If we look at the overall trends instead of engaging in anecdotal manipulation we see that fossil fuel energy is the fastest-growing energy source in the world — still. Fossil fuels have never been more vital to human flourishing. There are 1,600 coal plants planned for the near future, which could increase international coal capacity 43 per cent. Advances in technology are making fossil fuels cleaner, safer, and more efficient than ever. To reduce their growth let alone to radically restrict their use — which is what Gore advocates — means forcing energy poverty on billions of people.
Because solar and wind are “unreliables,” they need to be backed up by reliable sources of power, usually fossil fuels, or sometimes non-carbon sources including nuclear and large-scale hydro power (all of which Gore and other environmentalists refuse to support). This is why every grid that incorporates significant solar and wind has more expensive electricity.
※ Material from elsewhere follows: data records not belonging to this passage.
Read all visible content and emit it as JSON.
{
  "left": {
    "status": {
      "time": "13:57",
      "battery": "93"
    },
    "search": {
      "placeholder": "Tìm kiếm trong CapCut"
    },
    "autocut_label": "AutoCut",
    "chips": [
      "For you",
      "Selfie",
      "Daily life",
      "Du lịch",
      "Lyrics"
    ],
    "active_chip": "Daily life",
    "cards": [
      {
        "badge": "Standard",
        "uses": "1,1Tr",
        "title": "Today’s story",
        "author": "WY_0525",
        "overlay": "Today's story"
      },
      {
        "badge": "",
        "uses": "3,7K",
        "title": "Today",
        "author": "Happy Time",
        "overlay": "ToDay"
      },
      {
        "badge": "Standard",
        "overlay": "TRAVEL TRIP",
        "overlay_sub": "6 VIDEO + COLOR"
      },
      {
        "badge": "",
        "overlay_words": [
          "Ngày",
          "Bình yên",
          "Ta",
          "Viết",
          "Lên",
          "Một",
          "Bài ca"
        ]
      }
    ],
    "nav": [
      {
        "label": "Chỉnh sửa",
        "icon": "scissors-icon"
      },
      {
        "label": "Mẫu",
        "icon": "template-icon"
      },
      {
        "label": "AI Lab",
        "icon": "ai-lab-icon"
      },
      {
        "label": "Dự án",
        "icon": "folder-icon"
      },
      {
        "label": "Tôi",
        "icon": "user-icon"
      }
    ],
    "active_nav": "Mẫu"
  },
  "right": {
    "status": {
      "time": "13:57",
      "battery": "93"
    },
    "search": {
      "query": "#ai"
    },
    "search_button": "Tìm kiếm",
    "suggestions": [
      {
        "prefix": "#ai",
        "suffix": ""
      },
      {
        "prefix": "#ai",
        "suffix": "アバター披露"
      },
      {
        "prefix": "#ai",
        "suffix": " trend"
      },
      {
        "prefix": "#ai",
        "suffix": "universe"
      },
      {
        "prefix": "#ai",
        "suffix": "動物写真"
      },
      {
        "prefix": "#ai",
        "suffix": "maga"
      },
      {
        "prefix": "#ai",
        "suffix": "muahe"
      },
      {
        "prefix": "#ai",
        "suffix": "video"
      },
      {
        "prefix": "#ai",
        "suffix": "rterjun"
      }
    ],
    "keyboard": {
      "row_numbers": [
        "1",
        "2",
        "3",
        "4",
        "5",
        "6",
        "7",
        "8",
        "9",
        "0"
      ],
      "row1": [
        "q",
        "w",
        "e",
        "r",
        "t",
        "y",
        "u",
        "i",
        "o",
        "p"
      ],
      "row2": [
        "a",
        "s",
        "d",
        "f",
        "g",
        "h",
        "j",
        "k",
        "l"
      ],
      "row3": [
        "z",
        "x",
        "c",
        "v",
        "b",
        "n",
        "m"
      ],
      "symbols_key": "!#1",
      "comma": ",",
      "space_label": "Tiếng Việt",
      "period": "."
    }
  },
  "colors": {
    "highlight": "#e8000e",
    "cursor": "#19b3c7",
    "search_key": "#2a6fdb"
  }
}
Germans, on the hook for Chancellor Angela Merkel’s self-righteous anti-carbon commitments, are already paying three times the rates for electricity that Americans do.
(End Epstein excerpt)
Also backing up Epstein’s analysis is Professor David Spence of The University of Texas at Austin, who wrote an essay on July 21, 2017 titled: “What Does ‘100 Percent Renewable’ Really Mean?”
“Cities such as Georgetown, Texas, and Aspen, Colorado, already claim to be meeting the 100 percent renewable standard,” Spence wrote.
“For Georgetown and Aspen, ‘100 percent renewable’ means that those cities purchase as much renewable electricity as they can get. It does not mean that all the power they consume comes from renewable sources, however. That’s because there are times when renewable power isn’t available – on windless nights, for example. When that happens, both cities consume nonrenewable power from the regional grid,” Spence explained.
“Even though integrating renewable power into the electric mix is getting cheaper and easier, we still depend on nonrenewable sources when the wind doesn’t blow and the sun doesn’t shine,” he added.